Venezuelan President Hugo Chavez has accused the opposition of trying to derail Sunday's congressional election.
Mr Chavez is a vocal critic of the US
Three parties pulled out of the poll on Tuesday, accusing the electoral body of favouring pro-government candidates.
Mr Chavez said the opposition was plotting with the US to destabilise the country, but it denied the allegation.
Venezuelans will vote for an expanded 167-seat congress, where supporters of the president have a majority.
The government has vowed to increase its majority to two-thirds, which would allow it to pass constitutional reforms that opposition leaders strongly oppose.
Mr Chavez again accused political rivals of receiving US financial backing, a claim Washington and opposition leaders have denied.
"They should accept the truth that they have no public. It is an attempt at political sabotage," Mr Chavez said.
But Henry Ramos, chief of the main opposition party Democratic Action, said his only concern was that fairness was not ensured in the congressional election.
"We do not sit on the US ambassador's lap," he said.
On Tuesday, Mr Ramos said Democratic Action was demanding a suspension of the elections until equal conditions existed for parties.
He told a news conference that his party had detected software "irregularities" in the electronic voting machines.
Mr Ramos also cited lack of access to official voting lists and "deep" mistrust of the National Election Council (CNE), most of whose members are in the ruling party.
The authorities had removed fingerprint machines at polling stations earlier this week, after opposition leaders said the identification system threatened voter confidentiality.
But the concession failed to assuage some opposition parties.
Project Venezuela and the Social Christian party said they too were withdrawing and called for a suspension.
The BBC correspondent in Caracas, Greg Morsbach, says that despite the boycott, four other opposition parties are still committed to taking part.
He adds that divisions within the opposition are likely to contribute to a landslide government victory, which would give President Chavez complete control of congress.

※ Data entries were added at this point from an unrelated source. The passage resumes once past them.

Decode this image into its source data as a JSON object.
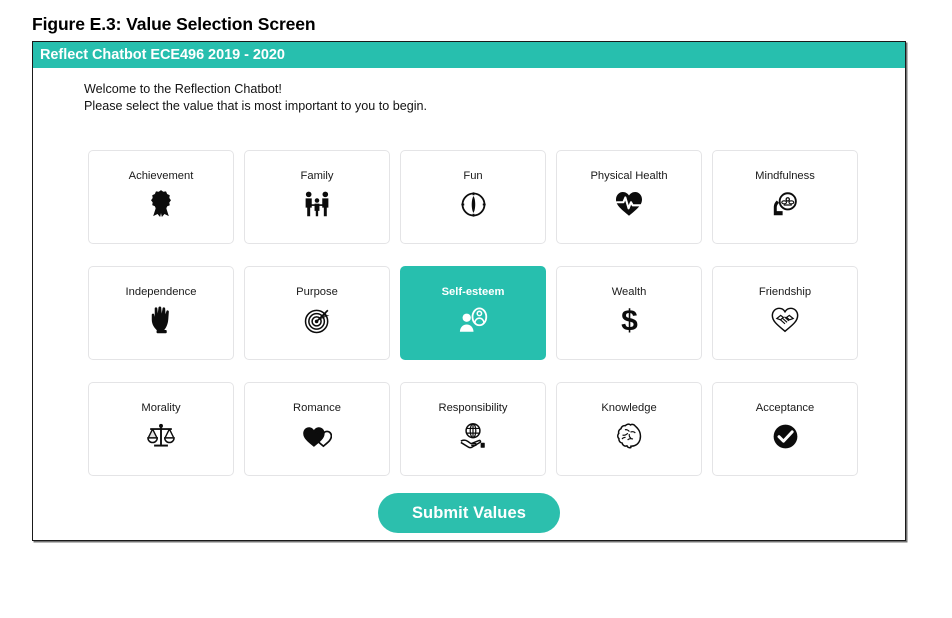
{
  "figure": {
    "caption": "Figure E.3: Value Selection Screen"
  },
  "colors": {
    "accent_teal": "#27bfae",
    "button_teal": "#2cbfad",
    "card_border": "#e4e4e6",
    "frame_border": "#1a1a1a",
    "card_text": "#1a1a1a",
    "selected_text": "#ffffff"
  },
  "window": {
    "header_title": "Reflect Chatbot ECE496 2019 - 2020"
  },
  "intro": {
    "line1": "Welcome to the Reflection Chatbot!",
    "line2": "Please select the value that is most important to you to begin."
  },
  "values": [
    {
      "label": "Achievement",
      "icon": "award-ribbon-icon",
      "selected": false
    },
    {
      "label": "Family",
      "icon": "family-people-icon",
      "selected": false
    },
    {
      "label": "Fun",
      "icon": "compass-icon",
      "selected": false
    },
    {
      "label": "Physical Health",
      "icon": "heart-pulse-icon",
      "selected": false
    },
    {
      "label": "Mindfulness",
      "icon": "head-meditation-icon",
      "selected": false
    },
    {
      "label": "Independence",
      "icon": "raised-fist-icon",
      "selected": false
    },
    {
      "label": "Purpose",
      "icon": "target-dart-icon",
      "selected": false
    },
    {
      "label": "Self-esteem",
      "icon": "person-mirror-icon",
      "selected": true
    },
    {
      "label": "Wealth",
      "icon": "dollar-sign-icon",
      "selected": false
    },
    {
      "label": "Friendship",
      "icon": "heart-handshake-icon",
      "selected": false
    },
    {
      "label": "Morality",
      "icon": "balance-scales-icon",
      "selected": false
    },
    {
      "label": "Romance",
      "icon": "two-hearts-icon",
      "selected": false
    },
    {
      "label": "Responsibility",
      "icon": "globe-in-hand-icon",
      "selected": false
    },
    {
      "label": "Knowledge",
      "icon": "brain-icon",
      "selected": false
    },
    {
      "label": "Acceptance",
      "icon": "check-circle-icon",
      "selected": false
    }
  ],
  "submit": {
    "label": "Submit Values"
  }
}
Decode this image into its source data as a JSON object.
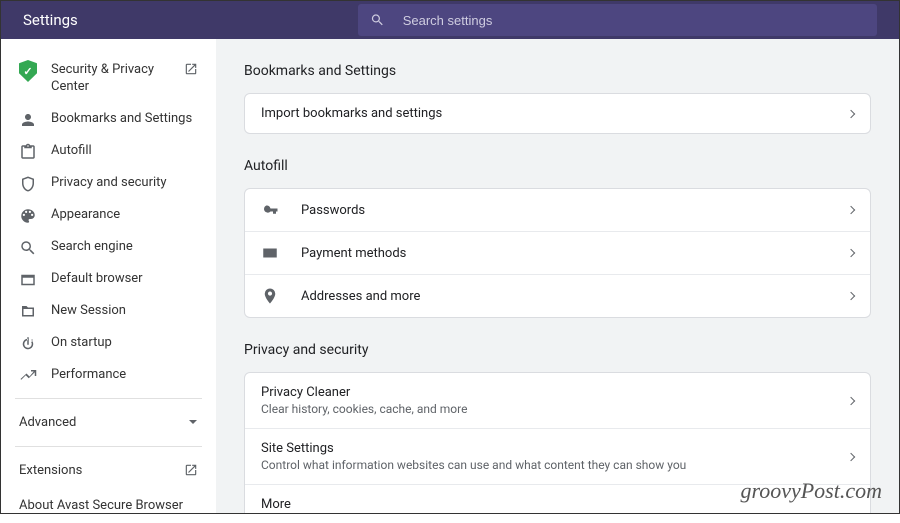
{
  "header": {
    "title": "Settings",
    "search_placeholder": "Search settings"
  },
  "sidebar": {
    "items": [
      {
        "label": "Security & Privacy Center",
        "icon": "shield-check"
      },
      {
        "label": "Bookmarks and Settings",
        "icon": "person"
      },
      {
        "label": "Autofill",
        "icon": "clipboard"
      },
      {
        "label": "Privacy and security",
        "icon": "shield"
      },
      {
        "label": "Appearance",
        "icon": "palette"
      },
      {
        "label": "Search engine",
        "icon": "search"
      },
      {
        "label": "Default browser",
        "icon": "browser"
      },
      {
        "label": "New Session",
        "icon": "folder"
      },
      {
        "label": "On startup",
        "icon": "power"
      },
      {
        "label": "Performance",
        "icon": "trend"
      }
    ],
    "advanced": "Advanced",
    "extensions": "Extensions",
    "about": "About Avast Secure Browser"
  },
  "sections": {
    "bookmarks": {
      "title": "Bookmarks and Settings",
      "rows": [
        {
          "title": "Import bookmarks and settings"
        }
      ]
    },
    "autofill": {
      "title": "Autofill",
      "rows": [
        {
          "title": "Passwords",
          "icon": "key"
        },
        {
          "title": "Payment methods",
          "icon": "card"
        },
        {
          "title": "Addresses and more",
          "icon": "pin"
        }
      ]
    },
    "privacy": {
      "title": "Privacy and security",
      "rows": [
        {
          "title": "Privacy Cleaner",
          "sub": "Clear history, cookies, cache, and more"
        },
        {
          "title": "Site Settings",
          "sub": "Control what information websites can use and what content they can show you"
        },
        {
          "title": "More"
        }
      ]
    }
  },
  "watermark": "groovyPost.com"
}
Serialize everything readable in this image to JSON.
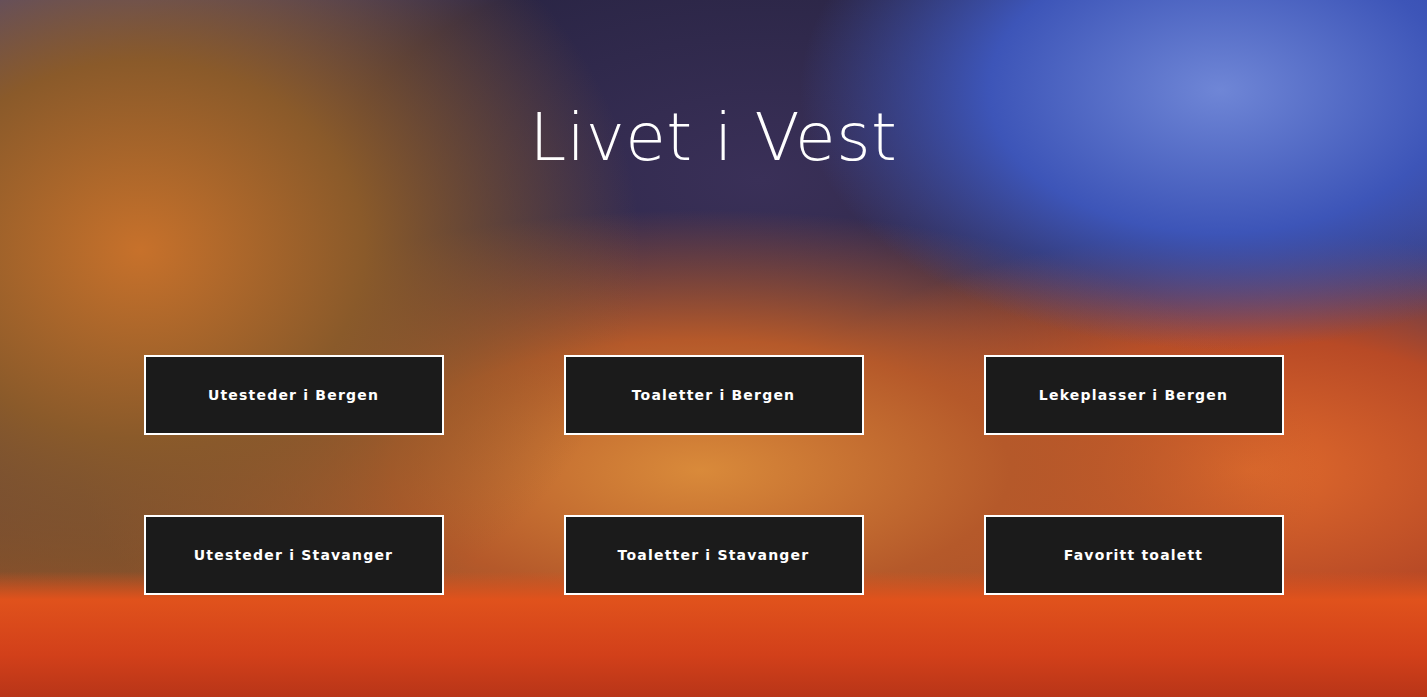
{
  "page": {
    "title": "Livet i Vest"
  },
  "buttons": [
    {
      "label": "Utesteder i Bergen"
    },
    {
      "label": "Toaletter i Bergen"
    },
    {
      "label": "Lekeplasser i Bergen"
    },
    {
      "label": "Utesteder i Stavanger"
    },
    {
      "label": "Toaletter i Stavanger"
    },
    {
      "label": "Favoritt toalett"
    }
  ]
}
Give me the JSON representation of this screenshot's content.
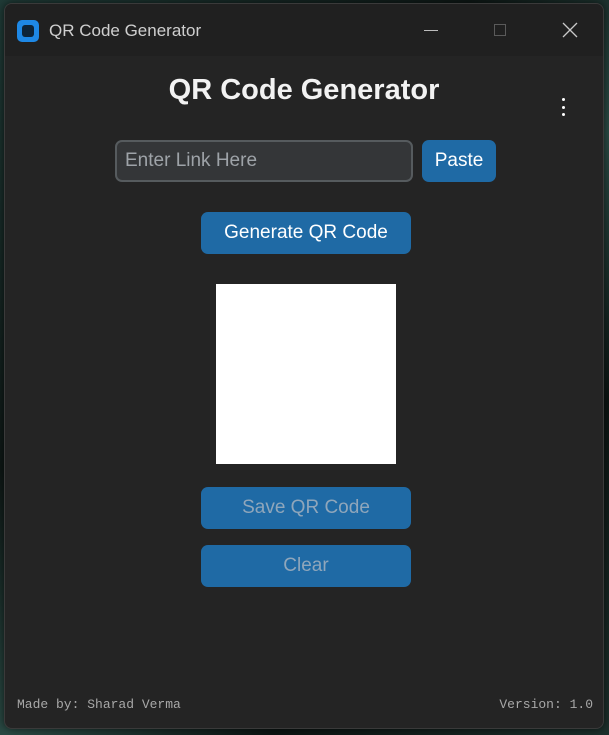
{
  "window": {
    "title": "QR Code Generator",
    "icon": "app-icon"
  },
  "main": {
    "heading": "QR Code Generator",
    "menu_icon": "kebab-menu-icon",
    "link_input": {
      "value": "",
      "placeholder": "Enter Link Here"
    },
    "paste_label": "Paste",
    "generate_label": "Generate QR Code",
    "save_label": "Save QR Code",
    "clear_label": "Clear"
  },
  "footer": {
    "credit": "Made by: Sharad Verma",
    "version": "Version: 1.0"
  },
  "colors": {
    "background": "#242424",
    "accent": "#1f6aa5",
    "input_bg": "#343638",
    "input_border": "#565b5e",
    "qr_area": "#ffffff"
  }
}
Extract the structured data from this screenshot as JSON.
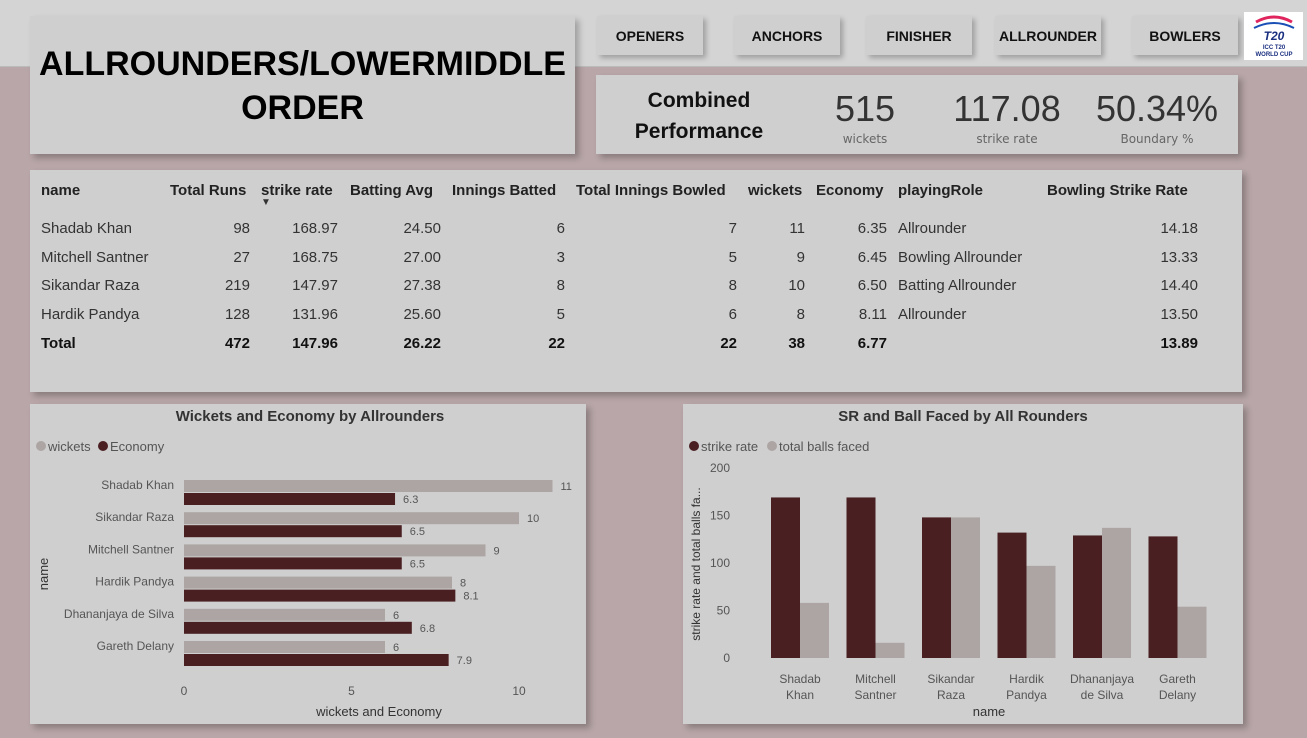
{
  "title": "ALLROUNDERS/LOWERMIDDLE ORDER",
  "title_lines": [
    "ALLROUNDERS/LOWERMIDDLE",
    "ORDER"
  ],
  "nav": [
    {
      "label": "OPENERS"
    },
    {
      "label": "ANCHORS"
    },
    {
      "label": "FINISHER"
    },
    {
      "label": "ALLROUNDER"
    },
    {
      "label": "BOWLERS"
    }
  ],
  "logo": {
    "text1": "T20",
    "text2": "ICC T20",
    "text3": "WORLD CUP"
  },
  "kpi": {
    "title_lines": [
      "Combined",
      "Performance"
    ],
    "items": [
      {
        "value": "515",
        "label": "wickets"
      },
      {
        "value": "117.08",
        "label": "strike rate"
      },
      {
        "value": "50.34%",
        "label": "Boundary %"
      }
    ]
  },
  "table": {
    "headers": [
      "name",
      "Total Runs",
      "strike rate",
      "Batting Avg",
      "Innings Batted",
      "Total Innings Bowled",
      "wickets",
      "Economy",
      "playingRole",
      "Bowling Strike Rate"
    ],
    "rows": [
      [
        "Shadab Khan",
        "98",
        "168.97",
        "24.50",
        "6",
        "7",
        "11",
        "6.35",
        "Allrounder",
        "14.18"
      ],
      [
        "Mitchell Santner",
        "27",
        "168.75",
        "27.00",
        "3",
        "5",
        "9",
        "6.45",
        "Bowling Allrounder",
        "13.33"
      ],
      [
        "Sikandar Raza",
        "219",
        "147.97",
        "27.38",
        "8",
        "8",
        "10",
        "6.50",
        "Batting Allrounder",
        "14.40"
      ],
      [
        "Hardik Pandya",
        "128",
        "131.96",
        "25.60",
        "5",
        "6",
        "8",
        "8.11",
        "Allrounder",
        "13.50"
      ]
    ],
    "total": [
      "Total",
      "472",
      "147.96",
      "26.22",
      "22",
      "22",
      "38",
      "6.77",
      "",
      "13.89"
    ],
    "sort_indicator": "▼"
  },
  "chart_data": [
    {
      "type": "bar",
      "orientation": "horizontal",
      "title": "Wickets and Economy by Allrounders",
      "xlabel": "wickets and Economy",
      "ylabel": "name",
      "xlim": [
        0,
        12
      ],
      "xticks": [
        0,
        5,
        10
      ],
      "legend_position": "top-left",
      "categories": [
        "Shadab Khan",
        "Sikandar Raza",
        "Mitchell Santner",
        "Hardik Pandya",
        "Dhananjaya de Silva",
        "Gareth Delany"
      ],
      "series": [
        {
          "name": "wickets",
          "color": "#aca5a3",
          "values": [
            11,
            10,
            9,
            8,
            6,
            6
          ],
          "labels": [
            "11",
            "10",
            "9",
            "8",
            "6",
            "6"
          ]
        },
        {
          "name": "Economy",
          "color": "#4a1f22",
          "values": [
            6.3,
            6.5,
            6.5,
            8.1,
            6.8,
            7.9
          ],
          "labels": [
            "6.3",
            "6.5",
            "6.5",
            "8.1",
            "6.8",
            "7.9"
          ]
        }
      ]
    },
    {
      "type": "bar",
      "orientation": "vertical",
      "title": "SR and Ball Faced by All Rounders",
      "xlabel": "name",
      "ylabel": "strike rate and total balls fa...",
      "ylim": [
        0,
        200
      ],
      "yticks": [
        0,
        50,
        100,
        150,
        200
      ],
      "legend_position": "top-left",
      "categories": [
        [
          "Shadab",
          "Khan"
        ],
        [
          "Mitchell",
          "Santner"
        ],
        [
          "Sikandar",
          "Raza"
        ],
        [
          "Hardik",
          "Pandya"
        ],
        [
          "Dhananjaya",
          "de Silva"
        ],
        [
          "Gareth",
          "Delany"
        ]
      ],
      "series": [
        {
          "name": "strike rate",
          "color": "#4a1f22",
          "values": [
            169,
            169,
            148,
            132,
            129,
            128
          ]
        },
        {
          "name": "total balls faced",
          "color": "#aca5a3",
          "values": [
            58,
            16,
            148,
            97,
            137,
            54
          ]
        }
      ]
    }
  ]
}
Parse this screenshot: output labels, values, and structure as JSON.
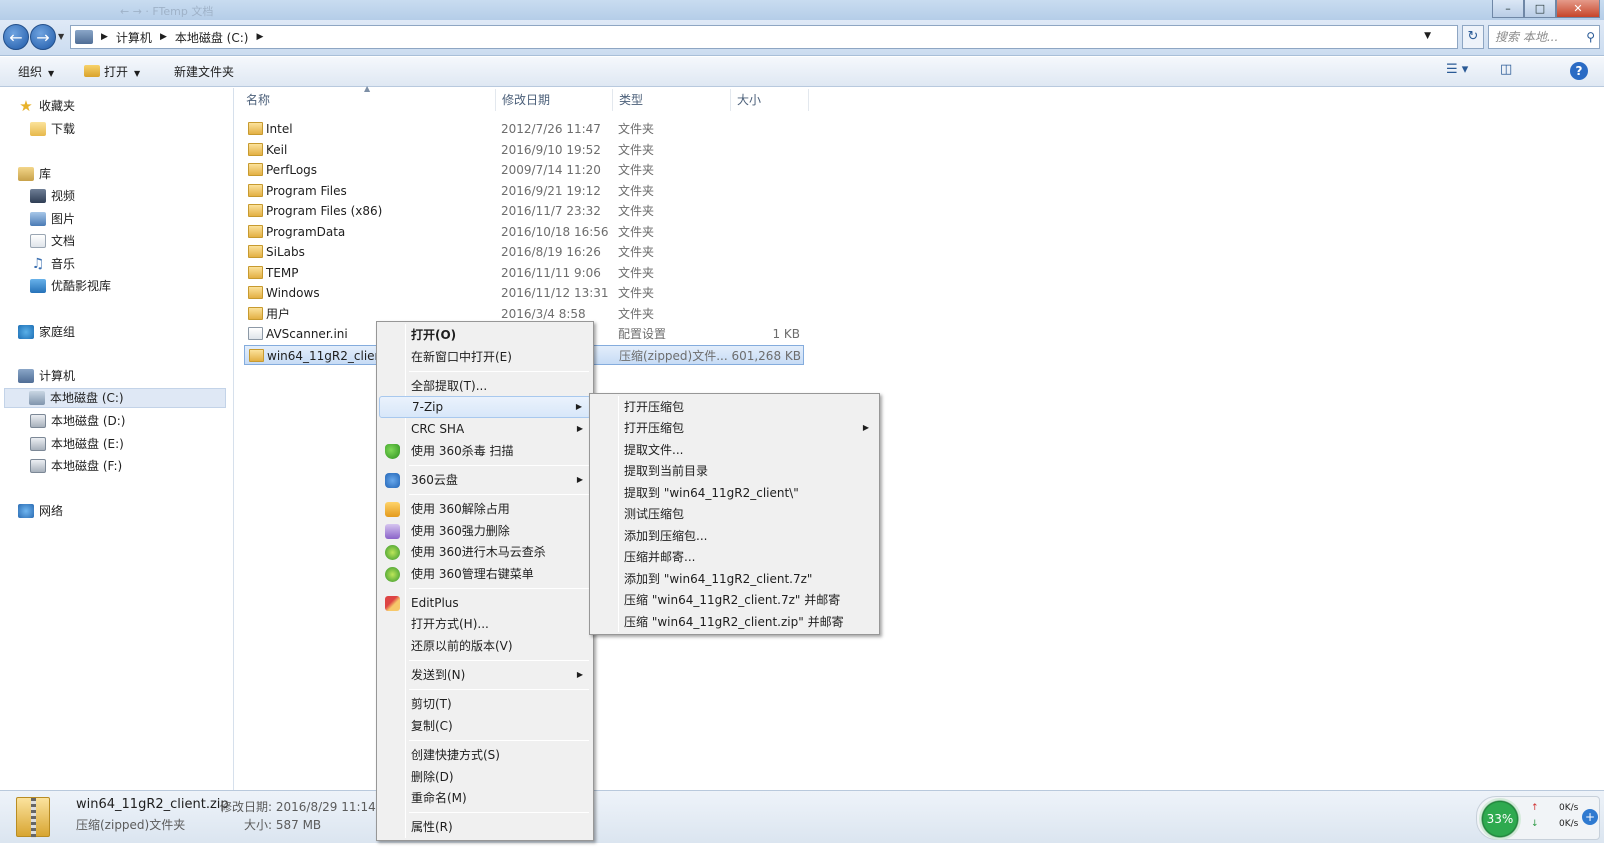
{
  "window": {
    "title_faded": "← → · FTemp   文档",
    "controls": [
      "–",
      "□",
      "✕"
    ]
  },
  "address": {
    "crumbs": [
      "计算机",
      "本地磁盘 (C:)"
    ],
    "search_placeholder": "搜索 本地..."
  },
  "toolbar": {
    "organize": "组织",
    "open": "打开",
    "new_folder": "新建文件夹"
  },
  "nav": {
    "favorites": "收藏夹",
    "downloads": "下载",
    "libraries": "库",
    "videos": "视频",
    "pictures": "图片",
    "documents": "文档",
    "music": "音乐",
    "youku": "优酷影视库",
    "homegroup": "家庭组",
    "computer": "计算机",
    "drive_c": "本地磁盘 (C:)",
    "drive_d": "本地磁盘 (D:)",
    "drive_e": "本地磁盘 (E:)",
    "drive_f": "本地磁盘 (F:)",
    "network": "网络"
  },
  "columns": {
    "name": "名称",
    "modified": "修改日期",
    "type": "类型",
    "size": "大小"
  },
  "files": [
    {
      "name": "Intel",
      "date": "2012/7/26 11:47",
      "type": "文件夹",
      "size": ""
    },
    {
      "name": "Keil",
      "date": "2016/9/10 19:52",
      "type": "文件夹",
      "size": ""
    },
    {
      "name": "PerfLogs",
      "date": "2009/7/14 11:20",
      "type": "文件夹",
      "size": ""
    },
    {
      "name": "Program Files",
      "date": "2016/9/21 19:12",
      "type": "文件夹",
      "size": ""
    },
    {
      "name": "Program Files (x86)",
      "date": "2016/11/7 23:32",
      "type": "文件夹",
      "size": ""
    },
    {
      "name": "ProgramData",
      "date": "2016/10/18 16:56",
      "type": "文件夹",
      "size": ""
    },
    {
      "name": "SiLabs",
      "date": "2016/8/19 16:26",
      "type": "文件夹",
      "size": ""
    },
    {
      "name": "TEMP",
      "date": "2016/11/11 9:06",
      "type": "文件夹",
      "size": ""
    },
    {
      "name": "Windows",
      "date": "2016/11/12 13:31",
      "type": "文件夹",
      "size": ""
    },
    {
      "name": "用户",
      "date": "2016/3/4 8:58",
      "type": "文件夹",
      "size": ""
    },
    {
      "name": "AVScanner.ini",
      "date": "",
      "type": "配置设置",
      "size": "1 KB"
    },
    {
      "name": "win64_11gR2_client.",
      "date": "",
      "type": "压缩(zipped)文件...",
      "size": "601,268 KB"
    }
  ],
  "details": {
    "filename": "win64_11gR2_client.zip",
    "modified_label": "修改日期: 2016/8/29 11:14",
    "type": "压缩(zipped)文件夹",
    "size_label": "大小: 587 MB"
  },
  "gadget": {
    "percent": "33%",
    "up_speed": "0K/s",
    "down_speed": "0K/s"
  },
  "context_menu": {
    "open": "打开(O)",
    "open_new_window": "在新窗口中打开(E)",
    "extract_all": "全部提取(T)...",
    "seven_zip": "7-Zip",
    "crc_sha": "CRC SHA",
    "scan_360": "使用 360杀毒 扫描",
    "cloud_360": "360云盘",
    "unlock_360": "使用 360解除占用",
    "force_delete_360": "使用 360强力删除",
    "trojan_scan_360": "使用 360进行木马云查杀",
    "manage_menu_360": "使用 360管理右键菜单",
    "editplus": "EditPlus",
    "open_with": "打开方式(H)...",
    "restore_versions": "还原以前的版本(V)",
    "send_to": "发送到(N)",
    "cut": "剪切(T)",
    "copy": "复制(C)",
    "create_shortcut": "创建快捷方式(S)",
    "delete": "删除(D)",
    "rename": "重命名(M)",
    "properties": "属性(R)"
  },
  "zip_submenu": [
    "打开压缩包",
    "打开压缩包",
    "提取文件...",
    "提取到当前目录",
    "提取到 \"win64_11gR2_client\\\"",
    "测试压缩包",
    "添加到压缩包...",
    "压缩并邮寄...",
    "添加到 \"win64_11gR2_client.7z\"",
    "压缩 \"win64_11gR2_client.7z\" 并邮寄",
    "压缩 \"win64_11gR2_client.zip\" 并邮寄"
  ]
}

Members of the electoral council have repeatedly denied accusations of a pro-government bias.
The poll on Sunday will be overseen by observers from the Organization of American States and the European Union.